Adventure Comics was published by DC Comics from 1938 to 1983 and revived from 2009 to 2011. In its first era, the series ran for 503 issues (472 of those after the title changed from New Adventure Comics), making it the fifth-longest-running DC series, behind Detective Comics, Action Comics, Superman, and Batman. It was revived in 2009 by writer Geoff Johns with the Conner Kent incarnation of Superboy headlining the title’s main feature, and the Legion of Super-Heroes in the back-up story. It returned to its original numbering with #516 (September 2010). The series finally ended with #529 (October 2011), prior to DC’s The New 52 company reboot.
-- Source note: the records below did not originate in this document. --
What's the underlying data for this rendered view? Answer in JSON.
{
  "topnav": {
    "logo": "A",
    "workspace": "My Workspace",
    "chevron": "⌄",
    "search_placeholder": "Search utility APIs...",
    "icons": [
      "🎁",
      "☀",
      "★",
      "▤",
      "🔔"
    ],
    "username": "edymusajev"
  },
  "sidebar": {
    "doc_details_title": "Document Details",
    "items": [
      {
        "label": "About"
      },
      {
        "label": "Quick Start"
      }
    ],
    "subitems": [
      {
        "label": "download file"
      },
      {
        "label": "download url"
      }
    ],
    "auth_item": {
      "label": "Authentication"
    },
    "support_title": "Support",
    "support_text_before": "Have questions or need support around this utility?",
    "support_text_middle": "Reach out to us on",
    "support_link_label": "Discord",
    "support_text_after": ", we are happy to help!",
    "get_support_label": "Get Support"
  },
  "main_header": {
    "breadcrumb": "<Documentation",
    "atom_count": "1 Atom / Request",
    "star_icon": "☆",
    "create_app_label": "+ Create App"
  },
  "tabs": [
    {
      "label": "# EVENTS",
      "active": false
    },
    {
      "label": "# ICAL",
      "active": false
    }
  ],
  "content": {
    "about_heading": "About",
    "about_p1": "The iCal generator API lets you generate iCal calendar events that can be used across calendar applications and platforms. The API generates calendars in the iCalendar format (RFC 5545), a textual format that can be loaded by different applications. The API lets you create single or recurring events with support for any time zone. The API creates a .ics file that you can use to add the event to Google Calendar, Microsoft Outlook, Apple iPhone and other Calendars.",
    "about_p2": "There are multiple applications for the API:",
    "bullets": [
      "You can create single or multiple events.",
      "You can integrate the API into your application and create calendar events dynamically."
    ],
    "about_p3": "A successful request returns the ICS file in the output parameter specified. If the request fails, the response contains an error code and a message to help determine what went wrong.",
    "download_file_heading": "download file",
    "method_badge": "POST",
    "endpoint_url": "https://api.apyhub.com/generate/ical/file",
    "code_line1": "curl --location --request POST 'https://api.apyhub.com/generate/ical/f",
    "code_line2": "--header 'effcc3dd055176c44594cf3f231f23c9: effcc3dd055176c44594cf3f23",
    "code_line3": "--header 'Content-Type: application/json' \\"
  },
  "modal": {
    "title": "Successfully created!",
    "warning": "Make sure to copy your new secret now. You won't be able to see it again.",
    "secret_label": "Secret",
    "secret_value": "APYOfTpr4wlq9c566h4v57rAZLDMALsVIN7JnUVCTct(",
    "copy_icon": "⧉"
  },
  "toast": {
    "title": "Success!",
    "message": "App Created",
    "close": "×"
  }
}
The Swamp Thing character first appeared in House of Secrets #92 (June–July 1971). After the success of the short story in the House of Secrets comic, the original creators were asked to write an ongoing series, depicting a more heroic, more contemporary creature. InSwamp Thing #1 (October–November 1972) Wein and Wrightson updated the time frame to the 1970s and featured a new version character: Alec Holland, a scientist working in the Louisiana swamps on a secret bio-restorative formula “that can make forests out of deserts”. Holland is killed by a bomb planted by agents of the mysterious Mr. E (Nathan Ellery), who wants the formula. Splashed with burning chemicals in the massive fire, Holland runs from the lab and falls into the muck-filled swamp, after which a creature resembling a humanoid plant appears. Roy Thomas and Gerry Conway, who co-created Man-Thing for Marvel Comics a year and a half earlier, thought that this origin was too similar to that of their character, and Wein himself had written a Man-Thing story that was published with a June 1972 cover date, but he refused to change the origin in spite of some cajoling by Conway, who was his roommate at the time. Marvel, however, never took the issue to court, realizing the similarity of both characters to The Heap.